→ **MATERIAL PROVIDED**

_ _ _ _

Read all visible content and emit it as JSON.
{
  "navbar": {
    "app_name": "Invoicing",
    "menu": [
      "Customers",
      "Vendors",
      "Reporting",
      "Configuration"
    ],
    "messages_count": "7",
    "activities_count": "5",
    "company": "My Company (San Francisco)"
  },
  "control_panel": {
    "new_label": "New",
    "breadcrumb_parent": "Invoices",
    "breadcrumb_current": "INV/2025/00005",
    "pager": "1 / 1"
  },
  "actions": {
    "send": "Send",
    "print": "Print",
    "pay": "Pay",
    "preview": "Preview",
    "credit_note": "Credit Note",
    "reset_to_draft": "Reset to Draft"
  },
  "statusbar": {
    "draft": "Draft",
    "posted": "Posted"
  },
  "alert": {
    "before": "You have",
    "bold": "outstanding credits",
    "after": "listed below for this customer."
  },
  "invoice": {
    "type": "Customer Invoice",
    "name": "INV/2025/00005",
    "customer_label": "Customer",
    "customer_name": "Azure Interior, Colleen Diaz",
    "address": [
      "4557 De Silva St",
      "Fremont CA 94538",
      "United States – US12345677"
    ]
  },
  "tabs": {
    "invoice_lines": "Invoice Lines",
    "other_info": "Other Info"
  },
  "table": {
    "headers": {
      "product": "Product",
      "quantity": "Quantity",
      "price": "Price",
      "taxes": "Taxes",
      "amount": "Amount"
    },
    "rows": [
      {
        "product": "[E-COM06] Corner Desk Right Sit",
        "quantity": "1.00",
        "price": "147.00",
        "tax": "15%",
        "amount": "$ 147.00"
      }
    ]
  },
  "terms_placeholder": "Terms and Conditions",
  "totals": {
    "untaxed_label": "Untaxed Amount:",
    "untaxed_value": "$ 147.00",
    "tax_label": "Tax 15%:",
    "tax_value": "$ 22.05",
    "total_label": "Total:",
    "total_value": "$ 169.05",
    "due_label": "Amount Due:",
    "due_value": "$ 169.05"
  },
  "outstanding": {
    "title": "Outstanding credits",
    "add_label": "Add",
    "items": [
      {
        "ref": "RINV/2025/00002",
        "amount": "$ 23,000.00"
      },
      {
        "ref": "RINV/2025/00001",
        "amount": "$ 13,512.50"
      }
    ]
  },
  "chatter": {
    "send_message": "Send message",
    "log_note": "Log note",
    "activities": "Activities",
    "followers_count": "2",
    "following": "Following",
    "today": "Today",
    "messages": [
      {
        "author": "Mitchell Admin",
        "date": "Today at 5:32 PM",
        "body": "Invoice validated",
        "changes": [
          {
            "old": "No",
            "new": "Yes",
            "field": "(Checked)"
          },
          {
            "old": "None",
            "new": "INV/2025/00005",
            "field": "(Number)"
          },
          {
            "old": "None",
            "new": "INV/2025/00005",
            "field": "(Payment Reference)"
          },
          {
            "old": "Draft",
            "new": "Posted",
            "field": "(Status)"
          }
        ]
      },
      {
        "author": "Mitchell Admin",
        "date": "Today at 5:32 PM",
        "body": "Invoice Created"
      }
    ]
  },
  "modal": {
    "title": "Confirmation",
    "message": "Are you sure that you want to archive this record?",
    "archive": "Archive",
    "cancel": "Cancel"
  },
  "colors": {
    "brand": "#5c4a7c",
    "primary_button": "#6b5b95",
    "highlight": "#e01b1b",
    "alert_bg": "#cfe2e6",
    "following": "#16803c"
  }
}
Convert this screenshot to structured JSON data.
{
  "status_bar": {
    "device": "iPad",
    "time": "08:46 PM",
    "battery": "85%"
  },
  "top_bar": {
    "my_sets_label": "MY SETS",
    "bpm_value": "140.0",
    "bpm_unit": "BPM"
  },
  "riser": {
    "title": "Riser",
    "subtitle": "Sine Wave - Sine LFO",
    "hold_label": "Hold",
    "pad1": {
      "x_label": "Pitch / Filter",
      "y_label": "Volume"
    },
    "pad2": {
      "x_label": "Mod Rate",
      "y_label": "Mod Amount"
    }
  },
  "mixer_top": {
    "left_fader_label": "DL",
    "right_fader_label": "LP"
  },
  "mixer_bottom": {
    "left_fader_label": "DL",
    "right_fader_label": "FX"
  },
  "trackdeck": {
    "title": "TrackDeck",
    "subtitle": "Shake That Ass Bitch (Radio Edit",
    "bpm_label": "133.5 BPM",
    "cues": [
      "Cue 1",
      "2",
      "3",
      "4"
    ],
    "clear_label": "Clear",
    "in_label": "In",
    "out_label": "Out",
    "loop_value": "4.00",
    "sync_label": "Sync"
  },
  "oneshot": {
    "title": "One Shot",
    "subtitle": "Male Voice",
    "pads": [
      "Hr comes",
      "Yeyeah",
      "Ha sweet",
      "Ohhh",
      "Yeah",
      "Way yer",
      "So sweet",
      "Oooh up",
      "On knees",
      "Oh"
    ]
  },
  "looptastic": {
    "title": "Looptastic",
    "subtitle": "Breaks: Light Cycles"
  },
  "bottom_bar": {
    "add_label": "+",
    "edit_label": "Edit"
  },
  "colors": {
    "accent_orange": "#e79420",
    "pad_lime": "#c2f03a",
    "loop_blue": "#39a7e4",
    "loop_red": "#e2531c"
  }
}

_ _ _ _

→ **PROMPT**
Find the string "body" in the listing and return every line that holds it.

→ **ANSWER BELOW**
        "body": "Invoice validated",
        "body": "Invoice Created"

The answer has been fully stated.